“I don’t think anyone would deny wrestling instills values in young boys so why would we deny that for young girls?,” Maroulis said. “It’s about making champions off the mat and I believe wrestling is one of the greatest sports to do that and raise a generation of leaders. And I believe that includes our women.”

Focusing on mental health

Spring Grove girls’ volleyball players Sarah Czapp and Mylie Ormond were both impressed at how well two Olympians connected with a group of high school athletes.

They admitted to being starstruck when Gray and Maroulis brought up the Rockets volleyball team (currently ranked No. 1 in the state) and gave tips on how to maintain its undefeated season.

“We were like, ‘We know who they are but they actually know who we are,’” Czapp said.

But the two volleyball players both said they really connected with the comments Gray and Maroulis made on mental health in athletics.

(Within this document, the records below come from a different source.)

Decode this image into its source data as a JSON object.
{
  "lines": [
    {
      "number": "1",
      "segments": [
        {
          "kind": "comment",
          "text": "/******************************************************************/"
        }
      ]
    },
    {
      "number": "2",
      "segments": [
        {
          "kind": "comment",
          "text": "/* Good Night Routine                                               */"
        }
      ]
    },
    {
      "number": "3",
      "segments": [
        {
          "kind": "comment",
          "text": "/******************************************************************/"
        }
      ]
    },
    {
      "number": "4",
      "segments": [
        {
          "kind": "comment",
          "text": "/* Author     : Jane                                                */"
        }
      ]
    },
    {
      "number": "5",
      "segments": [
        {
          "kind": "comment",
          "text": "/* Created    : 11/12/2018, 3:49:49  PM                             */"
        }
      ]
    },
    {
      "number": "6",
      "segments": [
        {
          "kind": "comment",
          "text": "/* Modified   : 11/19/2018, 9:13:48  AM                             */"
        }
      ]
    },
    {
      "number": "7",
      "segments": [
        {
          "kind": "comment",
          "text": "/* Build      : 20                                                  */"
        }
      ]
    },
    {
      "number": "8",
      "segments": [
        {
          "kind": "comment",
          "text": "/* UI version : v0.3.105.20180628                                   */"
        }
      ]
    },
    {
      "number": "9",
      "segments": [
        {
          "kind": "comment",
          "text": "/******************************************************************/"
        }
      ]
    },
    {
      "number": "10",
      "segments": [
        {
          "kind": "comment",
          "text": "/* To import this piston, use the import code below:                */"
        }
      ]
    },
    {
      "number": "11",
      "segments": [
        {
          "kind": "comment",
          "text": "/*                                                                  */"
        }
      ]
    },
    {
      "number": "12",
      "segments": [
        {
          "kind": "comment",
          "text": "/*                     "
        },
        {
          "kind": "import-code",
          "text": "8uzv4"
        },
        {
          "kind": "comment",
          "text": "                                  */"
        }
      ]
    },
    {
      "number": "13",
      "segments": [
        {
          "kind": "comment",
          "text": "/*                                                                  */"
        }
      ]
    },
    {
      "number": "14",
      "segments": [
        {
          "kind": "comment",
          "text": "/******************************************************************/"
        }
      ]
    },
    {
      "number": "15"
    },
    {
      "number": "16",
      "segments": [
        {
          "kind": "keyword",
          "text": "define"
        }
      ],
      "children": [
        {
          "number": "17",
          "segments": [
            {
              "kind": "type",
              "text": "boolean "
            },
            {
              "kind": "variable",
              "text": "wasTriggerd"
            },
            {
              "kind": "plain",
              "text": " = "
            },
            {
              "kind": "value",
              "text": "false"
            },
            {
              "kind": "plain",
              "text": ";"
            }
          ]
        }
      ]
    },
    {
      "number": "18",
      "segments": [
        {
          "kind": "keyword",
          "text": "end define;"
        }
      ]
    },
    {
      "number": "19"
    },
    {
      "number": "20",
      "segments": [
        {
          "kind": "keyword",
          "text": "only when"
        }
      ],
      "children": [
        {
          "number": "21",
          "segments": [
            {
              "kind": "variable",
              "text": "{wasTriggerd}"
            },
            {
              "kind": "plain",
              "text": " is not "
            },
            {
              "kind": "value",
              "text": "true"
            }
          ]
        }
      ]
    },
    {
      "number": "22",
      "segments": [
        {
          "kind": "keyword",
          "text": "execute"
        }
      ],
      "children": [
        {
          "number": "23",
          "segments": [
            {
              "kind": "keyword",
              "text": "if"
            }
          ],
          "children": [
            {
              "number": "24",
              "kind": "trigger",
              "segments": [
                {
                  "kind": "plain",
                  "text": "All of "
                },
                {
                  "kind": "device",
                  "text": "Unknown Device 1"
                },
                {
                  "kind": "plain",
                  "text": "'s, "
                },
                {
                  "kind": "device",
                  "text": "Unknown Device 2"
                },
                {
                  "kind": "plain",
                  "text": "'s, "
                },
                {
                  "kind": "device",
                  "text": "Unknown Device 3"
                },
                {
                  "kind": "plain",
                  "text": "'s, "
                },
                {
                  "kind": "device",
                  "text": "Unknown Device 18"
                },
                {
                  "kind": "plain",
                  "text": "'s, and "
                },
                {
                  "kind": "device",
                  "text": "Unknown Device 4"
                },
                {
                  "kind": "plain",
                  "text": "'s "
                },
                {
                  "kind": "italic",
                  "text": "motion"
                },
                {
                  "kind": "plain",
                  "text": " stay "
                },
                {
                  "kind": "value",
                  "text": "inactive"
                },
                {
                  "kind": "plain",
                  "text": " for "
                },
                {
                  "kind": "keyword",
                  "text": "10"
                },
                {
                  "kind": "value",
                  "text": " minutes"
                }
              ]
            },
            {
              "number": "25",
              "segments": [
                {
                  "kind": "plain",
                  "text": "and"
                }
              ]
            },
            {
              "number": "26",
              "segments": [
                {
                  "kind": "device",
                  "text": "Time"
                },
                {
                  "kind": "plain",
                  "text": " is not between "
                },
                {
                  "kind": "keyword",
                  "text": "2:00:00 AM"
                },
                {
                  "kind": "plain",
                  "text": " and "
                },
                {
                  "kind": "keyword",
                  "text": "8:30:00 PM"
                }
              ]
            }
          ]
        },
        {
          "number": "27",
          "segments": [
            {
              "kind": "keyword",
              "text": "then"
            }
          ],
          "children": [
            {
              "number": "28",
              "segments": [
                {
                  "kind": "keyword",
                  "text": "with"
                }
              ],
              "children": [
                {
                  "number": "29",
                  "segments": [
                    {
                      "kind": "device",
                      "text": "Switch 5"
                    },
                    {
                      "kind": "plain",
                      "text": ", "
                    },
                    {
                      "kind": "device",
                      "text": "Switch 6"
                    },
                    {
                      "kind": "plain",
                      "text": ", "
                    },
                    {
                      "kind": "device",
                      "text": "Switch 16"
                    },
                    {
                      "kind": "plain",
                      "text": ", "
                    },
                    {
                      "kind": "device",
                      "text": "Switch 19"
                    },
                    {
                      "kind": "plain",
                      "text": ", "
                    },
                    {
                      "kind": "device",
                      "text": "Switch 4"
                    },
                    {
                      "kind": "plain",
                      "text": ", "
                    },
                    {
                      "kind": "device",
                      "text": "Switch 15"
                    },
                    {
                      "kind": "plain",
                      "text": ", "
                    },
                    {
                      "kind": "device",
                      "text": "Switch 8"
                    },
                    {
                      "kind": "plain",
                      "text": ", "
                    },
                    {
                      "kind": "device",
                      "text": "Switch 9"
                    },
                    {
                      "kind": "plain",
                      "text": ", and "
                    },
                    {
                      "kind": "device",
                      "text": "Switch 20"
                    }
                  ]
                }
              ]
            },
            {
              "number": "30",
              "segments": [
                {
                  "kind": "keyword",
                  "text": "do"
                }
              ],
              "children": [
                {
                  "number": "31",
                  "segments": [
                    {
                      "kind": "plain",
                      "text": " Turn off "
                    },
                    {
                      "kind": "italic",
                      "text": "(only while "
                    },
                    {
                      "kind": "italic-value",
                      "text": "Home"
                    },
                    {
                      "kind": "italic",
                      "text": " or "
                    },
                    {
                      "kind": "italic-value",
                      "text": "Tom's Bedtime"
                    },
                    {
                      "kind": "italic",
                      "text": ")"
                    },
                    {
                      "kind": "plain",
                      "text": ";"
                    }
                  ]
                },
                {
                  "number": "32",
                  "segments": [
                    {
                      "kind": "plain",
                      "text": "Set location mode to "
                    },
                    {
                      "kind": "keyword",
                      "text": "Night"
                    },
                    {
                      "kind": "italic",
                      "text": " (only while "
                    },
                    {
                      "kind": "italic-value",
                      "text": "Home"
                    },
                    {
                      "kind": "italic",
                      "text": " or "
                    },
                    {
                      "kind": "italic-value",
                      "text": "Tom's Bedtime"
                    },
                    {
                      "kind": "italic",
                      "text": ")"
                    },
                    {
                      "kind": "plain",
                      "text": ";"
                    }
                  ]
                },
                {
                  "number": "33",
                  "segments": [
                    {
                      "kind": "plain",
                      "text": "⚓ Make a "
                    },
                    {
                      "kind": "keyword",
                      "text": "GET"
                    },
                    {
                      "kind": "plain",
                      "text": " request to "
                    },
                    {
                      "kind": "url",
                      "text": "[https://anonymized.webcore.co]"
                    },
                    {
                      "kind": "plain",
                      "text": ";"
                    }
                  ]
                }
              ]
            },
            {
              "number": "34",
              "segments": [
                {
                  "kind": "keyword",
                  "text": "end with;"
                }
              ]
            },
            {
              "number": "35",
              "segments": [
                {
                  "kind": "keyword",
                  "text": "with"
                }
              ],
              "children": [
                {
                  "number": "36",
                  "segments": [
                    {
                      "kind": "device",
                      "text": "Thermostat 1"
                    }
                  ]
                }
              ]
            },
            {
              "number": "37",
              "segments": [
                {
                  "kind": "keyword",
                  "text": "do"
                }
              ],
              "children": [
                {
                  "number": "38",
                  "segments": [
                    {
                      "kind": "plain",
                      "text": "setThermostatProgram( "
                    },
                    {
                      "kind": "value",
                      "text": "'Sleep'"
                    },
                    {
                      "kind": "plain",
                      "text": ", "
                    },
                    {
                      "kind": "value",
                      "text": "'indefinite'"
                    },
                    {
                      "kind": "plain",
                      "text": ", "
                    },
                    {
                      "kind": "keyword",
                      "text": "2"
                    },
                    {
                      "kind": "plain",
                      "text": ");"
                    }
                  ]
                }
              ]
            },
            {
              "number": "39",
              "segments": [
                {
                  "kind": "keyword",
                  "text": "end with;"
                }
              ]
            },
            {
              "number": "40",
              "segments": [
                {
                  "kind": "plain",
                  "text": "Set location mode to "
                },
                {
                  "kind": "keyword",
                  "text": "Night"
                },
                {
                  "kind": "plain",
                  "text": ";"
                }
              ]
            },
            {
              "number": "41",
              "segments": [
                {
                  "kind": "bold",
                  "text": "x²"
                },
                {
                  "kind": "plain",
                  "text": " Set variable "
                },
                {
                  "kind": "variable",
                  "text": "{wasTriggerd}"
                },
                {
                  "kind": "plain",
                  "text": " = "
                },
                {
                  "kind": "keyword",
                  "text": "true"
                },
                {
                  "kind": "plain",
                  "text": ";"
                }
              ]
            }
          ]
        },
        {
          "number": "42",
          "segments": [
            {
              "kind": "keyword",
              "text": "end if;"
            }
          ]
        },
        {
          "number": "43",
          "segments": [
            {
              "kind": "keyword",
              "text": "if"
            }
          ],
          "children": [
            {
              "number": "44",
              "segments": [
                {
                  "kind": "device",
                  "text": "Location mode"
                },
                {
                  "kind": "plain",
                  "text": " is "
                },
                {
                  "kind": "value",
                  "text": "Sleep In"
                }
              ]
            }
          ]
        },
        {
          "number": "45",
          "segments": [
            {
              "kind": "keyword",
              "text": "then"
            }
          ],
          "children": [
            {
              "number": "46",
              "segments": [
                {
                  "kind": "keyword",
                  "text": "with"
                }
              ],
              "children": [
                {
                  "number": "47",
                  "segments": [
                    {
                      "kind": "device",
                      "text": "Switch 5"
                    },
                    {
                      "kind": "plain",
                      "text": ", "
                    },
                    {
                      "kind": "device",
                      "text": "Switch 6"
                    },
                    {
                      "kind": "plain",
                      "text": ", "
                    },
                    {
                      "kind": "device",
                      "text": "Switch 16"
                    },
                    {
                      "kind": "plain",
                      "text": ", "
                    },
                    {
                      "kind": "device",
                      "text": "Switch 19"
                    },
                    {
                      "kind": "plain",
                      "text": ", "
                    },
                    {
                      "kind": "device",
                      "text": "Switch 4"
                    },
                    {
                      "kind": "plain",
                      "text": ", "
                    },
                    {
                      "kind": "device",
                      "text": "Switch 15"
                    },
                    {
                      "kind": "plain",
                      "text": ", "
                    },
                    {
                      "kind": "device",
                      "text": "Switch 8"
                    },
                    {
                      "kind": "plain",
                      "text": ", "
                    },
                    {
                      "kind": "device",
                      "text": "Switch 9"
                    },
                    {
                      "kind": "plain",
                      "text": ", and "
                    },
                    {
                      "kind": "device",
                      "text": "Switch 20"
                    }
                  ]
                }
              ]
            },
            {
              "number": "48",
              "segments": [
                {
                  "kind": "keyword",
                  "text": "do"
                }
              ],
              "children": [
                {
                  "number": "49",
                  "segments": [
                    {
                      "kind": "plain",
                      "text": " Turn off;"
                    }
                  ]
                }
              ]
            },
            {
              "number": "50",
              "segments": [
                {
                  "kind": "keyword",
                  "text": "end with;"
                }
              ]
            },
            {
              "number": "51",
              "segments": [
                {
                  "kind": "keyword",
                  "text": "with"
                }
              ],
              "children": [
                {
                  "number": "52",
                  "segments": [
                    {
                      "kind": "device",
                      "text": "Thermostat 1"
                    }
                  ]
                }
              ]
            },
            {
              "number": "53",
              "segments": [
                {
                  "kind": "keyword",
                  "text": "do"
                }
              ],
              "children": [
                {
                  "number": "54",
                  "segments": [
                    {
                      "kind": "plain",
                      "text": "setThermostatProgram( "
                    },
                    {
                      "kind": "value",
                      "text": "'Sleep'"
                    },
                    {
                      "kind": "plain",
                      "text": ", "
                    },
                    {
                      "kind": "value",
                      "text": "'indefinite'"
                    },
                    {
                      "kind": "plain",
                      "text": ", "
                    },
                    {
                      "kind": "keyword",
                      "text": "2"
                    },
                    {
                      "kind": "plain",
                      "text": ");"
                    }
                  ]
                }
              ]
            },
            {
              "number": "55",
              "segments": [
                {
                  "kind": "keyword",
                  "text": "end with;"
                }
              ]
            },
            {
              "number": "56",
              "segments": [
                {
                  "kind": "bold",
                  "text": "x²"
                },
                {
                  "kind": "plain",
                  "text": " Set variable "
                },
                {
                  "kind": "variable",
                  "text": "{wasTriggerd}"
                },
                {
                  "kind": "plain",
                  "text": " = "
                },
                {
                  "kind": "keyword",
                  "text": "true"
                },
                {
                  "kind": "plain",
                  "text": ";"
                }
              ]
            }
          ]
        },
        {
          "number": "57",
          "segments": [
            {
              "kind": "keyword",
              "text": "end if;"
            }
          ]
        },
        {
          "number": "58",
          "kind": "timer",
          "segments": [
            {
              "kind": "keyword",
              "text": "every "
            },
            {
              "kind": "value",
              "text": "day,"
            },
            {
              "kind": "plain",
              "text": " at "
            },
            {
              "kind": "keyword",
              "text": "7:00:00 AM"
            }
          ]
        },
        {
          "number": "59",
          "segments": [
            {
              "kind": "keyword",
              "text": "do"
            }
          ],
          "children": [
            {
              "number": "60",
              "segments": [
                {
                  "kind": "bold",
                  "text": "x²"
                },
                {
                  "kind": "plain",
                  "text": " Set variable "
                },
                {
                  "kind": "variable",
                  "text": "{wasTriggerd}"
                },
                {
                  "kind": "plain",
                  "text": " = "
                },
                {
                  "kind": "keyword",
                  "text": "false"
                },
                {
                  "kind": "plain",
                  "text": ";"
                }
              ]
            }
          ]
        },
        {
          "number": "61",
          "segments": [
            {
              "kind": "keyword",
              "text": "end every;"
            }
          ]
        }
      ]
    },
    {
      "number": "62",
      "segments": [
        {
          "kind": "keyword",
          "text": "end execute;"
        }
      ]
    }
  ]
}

Maroulis told a story about needing to visit a treatment center for trauma and PTSD after coming back from a concussion in 2018. Gray spoke about learning how to deal with failure after a disappointing loss early in a tournament.

Ormond said that resonated with her after struggling with her mental health throughout the coronavirus pandemic.

“I went from being busy five nights a week to nothing to being bored and I didn’t know what to do,” Ormond said. “So it was important to hear their experiences with mental health.”

“I feel it’s my gift to share my vulnerability,” Maroulis said. “I know that what I went through wasn’t in vain. My life and experiences being under a microscope will help kids because a lot of times with mental health, people feel alienated or isolated and they won’t speak up about it because they think they’re the only one.”

American Adeline Gray picked up her first Olympic medal at this summer’s Tokyo Olympics.

Gray said mental health and mental strength should not be considered conflicting ideas. For her, mental toughness is “checking in with myself and being in a frame of mind to be successful” rather than just “pushing through and feeling the burn.”

She added that the bigger point of keeping girls’ involved in sports is not just helping them win games, but helping them achieve leadership roles in the sports industry.

After the session ended, numerous Spring Grove girls’ athletes stuck around longer to share their personal stories and get more advice from the Olympians.

One girl thanked Maroulis and gave her a hug after a long talk with her.

“I think it’s important for them to see that everybody is struggling and you have to build the skillsets to take care of yourself,” Gray said. “That’s not just about sports. It’s about life and relationships and learning how to be a successful human. We can build those resources through sports and the awareness is there, we just need to take one step further and make sure people are utilizing those resources.”

___

Online:

https://bit.ly/319Qm79